(Records shown)

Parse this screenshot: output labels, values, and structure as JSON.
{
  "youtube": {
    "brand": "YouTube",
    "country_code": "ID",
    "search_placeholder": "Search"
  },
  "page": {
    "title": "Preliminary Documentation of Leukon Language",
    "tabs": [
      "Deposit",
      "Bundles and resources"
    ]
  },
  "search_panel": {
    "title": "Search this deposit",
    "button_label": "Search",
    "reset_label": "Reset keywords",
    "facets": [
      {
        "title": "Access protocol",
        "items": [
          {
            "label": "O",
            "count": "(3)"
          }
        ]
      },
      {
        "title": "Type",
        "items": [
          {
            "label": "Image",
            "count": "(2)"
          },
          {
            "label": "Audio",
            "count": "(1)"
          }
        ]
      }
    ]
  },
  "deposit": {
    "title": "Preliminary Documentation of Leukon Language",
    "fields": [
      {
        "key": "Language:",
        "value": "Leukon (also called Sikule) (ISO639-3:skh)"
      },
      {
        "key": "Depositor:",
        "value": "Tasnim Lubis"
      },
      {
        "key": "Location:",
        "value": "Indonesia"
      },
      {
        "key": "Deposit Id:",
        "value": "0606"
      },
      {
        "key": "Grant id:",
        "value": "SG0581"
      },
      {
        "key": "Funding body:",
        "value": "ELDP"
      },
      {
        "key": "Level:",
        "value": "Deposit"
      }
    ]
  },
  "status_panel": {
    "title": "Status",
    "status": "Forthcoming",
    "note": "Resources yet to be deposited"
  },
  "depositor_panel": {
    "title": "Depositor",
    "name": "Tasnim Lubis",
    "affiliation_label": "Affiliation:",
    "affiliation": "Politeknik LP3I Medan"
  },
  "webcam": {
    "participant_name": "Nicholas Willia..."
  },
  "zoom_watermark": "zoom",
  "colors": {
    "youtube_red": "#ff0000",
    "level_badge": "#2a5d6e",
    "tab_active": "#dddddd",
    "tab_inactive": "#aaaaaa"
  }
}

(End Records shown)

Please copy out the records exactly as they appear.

* _Result of this task_:
Parse this screenshot: output labels, values, and structure as JSON.
{
  "youtube": {
    "brand": "YouTube",
    "country_code": "ID",
    "search_placeholder": "Search"
  },
  "page": {
    "title": "Preliminary Documentation of Leukon Language",
    "tabs": [
      "Deposit",
      "Bundles and resources"
    ]
  },
  "search_panel": {
    "title": "Search this deposit",
    "button_label": "Search",
    "reset_label": "Reset keywords",
    "facets": [
      {
        "title": "Access protocol",
        "items": [
          {
            "label": "O",
            "count": "(3)"
          }
        ]
      },
      {
        "title": "Type",
        "items": [
          {
            "label": "Image",
            "count": "(2)"
          },
          {
            "label": "Audio",
            "count": "(1)"
          }
        ]
      }
    ]
  },
  "deposit": {
    "title": "Preliminary Documentation of Leukon Language",
    "fields": [
      {
        "key": "Language:",
        "value": "Leukon (also called Sikule) (ISO639-3:skh)"
      },
      {
        "key": "Depositor:",
        "value": "Tasnim Lubis"
      },
      {
        "key": "Location:",
        "value": "Indonesia"
      },
      {
        "key": "Deposit Id:",
        "value": "0606"
      },
      {
        "key": "Grant id:",
        "value": "SG0581"
      },
      {
        "key": "Funding body:",
        "value": "ELDP"
      },
      {
        "key": "Level:",
        "value": "Deposit"
      }
    ]
  },
  "status_panel": {
    "title": "Status",
    "status": "Forthcoming",
    "note": "Resources yet to be deposited"
  },
  "depositor_panel": {
    "title": "Depositor",
    "name": "Tasnim Lubis",
    "affiliation_label": "Affiliation:",
    "affiliation": "Politeknik LP3I Medan"
  },
  "webcam": {
    "participant_name": "Nicholas Willia..."
  },
  "zoom_watermark": "zoom",
  "colors": {
    "youtube_red": "#ff0000",
    "level_badge": "#2a5d6e",
    "tab_active": "#dddddd",
    "tab_inactive": "#aaaaaa"
  }
}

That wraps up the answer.